**About this exercise:**
Repeat the entries below exactly, pictures excluded.

[Stored items from a collection]
Start of Block

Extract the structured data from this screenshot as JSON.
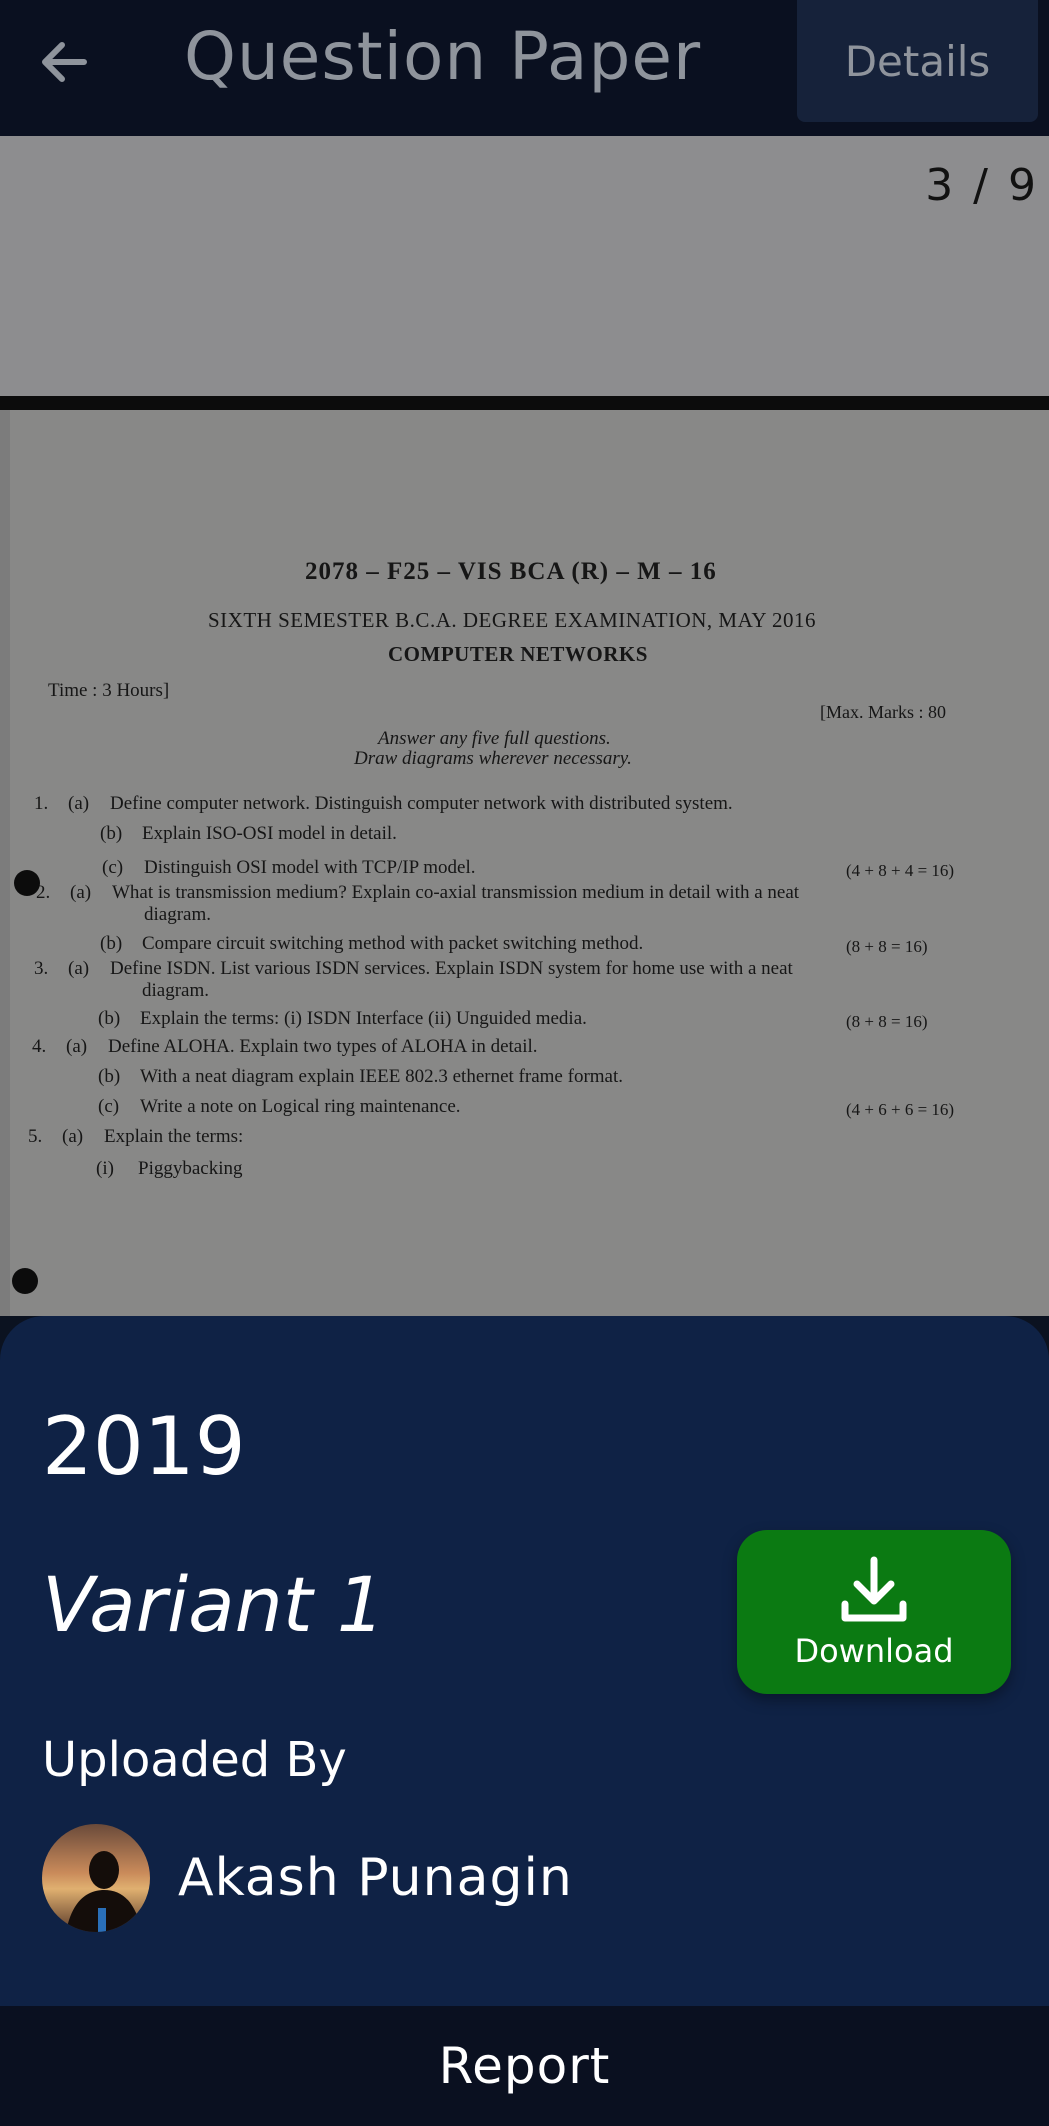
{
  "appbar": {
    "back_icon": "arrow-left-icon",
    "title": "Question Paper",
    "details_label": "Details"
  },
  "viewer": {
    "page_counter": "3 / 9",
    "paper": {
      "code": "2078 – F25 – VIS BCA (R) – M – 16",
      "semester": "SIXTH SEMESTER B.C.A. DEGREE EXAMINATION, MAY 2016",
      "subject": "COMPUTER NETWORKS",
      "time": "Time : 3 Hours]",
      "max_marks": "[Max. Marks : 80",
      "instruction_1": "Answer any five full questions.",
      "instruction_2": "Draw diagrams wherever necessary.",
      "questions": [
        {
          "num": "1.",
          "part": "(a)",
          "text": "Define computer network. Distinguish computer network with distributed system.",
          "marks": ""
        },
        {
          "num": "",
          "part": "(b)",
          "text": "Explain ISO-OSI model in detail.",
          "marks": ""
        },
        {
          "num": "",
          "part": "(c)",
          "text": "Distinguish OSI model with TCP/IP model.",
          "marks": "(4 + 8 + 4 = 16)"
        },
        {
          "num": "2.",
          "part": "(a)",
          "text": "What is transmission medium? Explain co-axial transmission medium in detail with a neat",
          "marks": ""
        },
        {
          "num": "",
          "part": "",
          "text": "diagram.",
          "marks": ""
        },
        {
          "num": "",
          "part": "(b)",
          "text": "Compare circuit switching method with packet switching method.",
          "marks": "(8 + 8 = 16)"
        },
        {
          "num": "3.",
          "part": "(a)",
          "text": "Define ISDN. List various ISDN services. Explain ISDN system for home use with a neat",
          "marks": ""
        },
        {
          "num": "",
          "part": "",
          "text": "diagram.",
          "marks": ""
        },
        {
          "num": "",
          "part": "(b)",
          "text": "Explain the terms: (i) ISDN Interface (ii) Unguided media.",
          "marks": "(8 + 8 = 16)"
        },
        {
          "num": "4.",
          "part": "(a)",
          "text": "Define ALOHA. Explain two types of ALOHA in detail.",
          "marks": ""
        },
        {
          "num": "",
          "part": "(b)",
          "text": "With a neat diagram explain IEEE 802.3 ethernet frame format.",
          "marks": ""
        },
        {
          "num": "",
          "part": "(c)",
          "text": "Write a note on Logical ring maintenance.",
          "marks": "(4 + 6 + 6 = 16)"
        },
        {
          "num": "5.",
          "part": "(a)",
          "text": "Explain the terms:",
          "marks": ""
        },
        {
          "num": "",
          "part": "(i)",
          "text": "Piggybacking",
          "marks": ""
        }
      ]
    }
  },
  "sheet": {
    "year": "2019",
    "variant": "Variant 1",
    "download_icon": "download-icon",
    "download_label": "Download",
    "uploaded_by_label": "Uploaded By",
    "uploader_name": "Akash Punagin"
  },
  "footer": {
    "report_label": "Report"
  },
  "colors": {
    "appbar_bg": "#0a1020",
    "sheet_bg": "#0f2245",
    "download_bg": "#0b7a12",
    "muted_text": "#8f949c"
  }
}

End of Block

**Task solution:**
Extract the structured data from this screenshot as JSON.
{
  "appbar": {
    "back_icon": "arrow-left-icon",
    "title": "Question Paper",
    "details_label": "Details"
  },
  "viewer": {
    "page_counter": "3 / 9",
    "paper": {
      "code": "2078 – F25 – VIS BCA (R) – M – 16",
      "semester": "SIXTH SEMESTER B.C.A. DEGREE EXAMINATION, MAY 2016",
      "subject": "COMPUTER NETWORKS",
      "time": "Time : 3 Hours]",
      "max_marks": "[Max. Marks : 80",
      "instruction_1": "Answer any five full questions.",
      "instruction_2": "Draw diagrams wherever necessary.",
      "questions": [
        {
          "num": "1.",
          "part": "(a)",
          "text": "Define computer network. Distinguish computer network with distributed system.",
          "marks": ""
        },
        {
          "num": "",
          "part": "(b)",
          "text": "Explain ISO-OSI model in detail.",
          "marks": ""
        },
        {
          "num": "",
          "part": "(c)",
          "text": "Distinguish OSI model with TCP/IP model.",
          "marks": "(4 + 8 + 4 = 16)"
        },
        {
          "num": "2.",
          "part": "(a)",
          "text": "What is transmission medium? Explain co-axial transmission medium in detail with a neat",
          "marks": ""
        },
        {
          "num": "",
          "part": "",
          "text": "diagram.",
          "marks": ""
        },
        {
          "num": "",
          "part": "(b)",
          "text": "Compare circuit switching method with packet switching method.",
          "marks": "(8 + 8 = 16)"
        },
        {
          "num": "3.",
          "part": "(a)",
          "text": "Define ISDN. List various ISDN services. Explain ISDN system for home use with a neat",
          "marks": ""
        },
        {
          "num": "",
          "part": "",
          "text": "diagram.",
          "marks": ""
        },
        {
          "num": "",
          "part": "(b)",
          "text": "Explain the terms: (i) ISDN Interface (ii) Unguided media.",
          "marks": "(8 + 8 = 16)"
        },
        {
          "num": "4.",
          "part": "(a)",
          "text": "Define ALOHA. Explain two types of ALOHA in detail.",
          "marks": ""
        },
        {
          "num": "",
          "part": "(b)",
          "text": "With a neat diagram explain IEEE 802.3 ethernet frame format.",
          "marks": ""
        },
        {
          "num": "",
          "part": "(c)",
          "text": "Write a note on Logical ring maintenance.",
          "marks": "(4 + 6 + 6 = 16)"
        },
        {
          "num": "5.",
          "part": "(a)",
          "text": "Explain the terms:",
          "marks": ""
        },
        {
          "num": "",
          "part": "(i)",
          "text": "Piggybacking",
          "marks": ""
        }
      ]
    }
  },
  "sheet": {
    "year": "2019",
    "variant": "Variant 1",
    "download_icon": "download-icon",
    "download_label": "Download",
    "uploaded_by_label": "Uploaded By",
    "uploader_name": "Akash Punagin"
  },
  "footer": {
    "report_label": "Report"
  },
  "colors": {
    "appbar_bg": "#0a1020",
    "sheet_bg": "#0f2245",
    "download_bg": "#0b7a12",
    "muted_text": "#8f949c"
  }
}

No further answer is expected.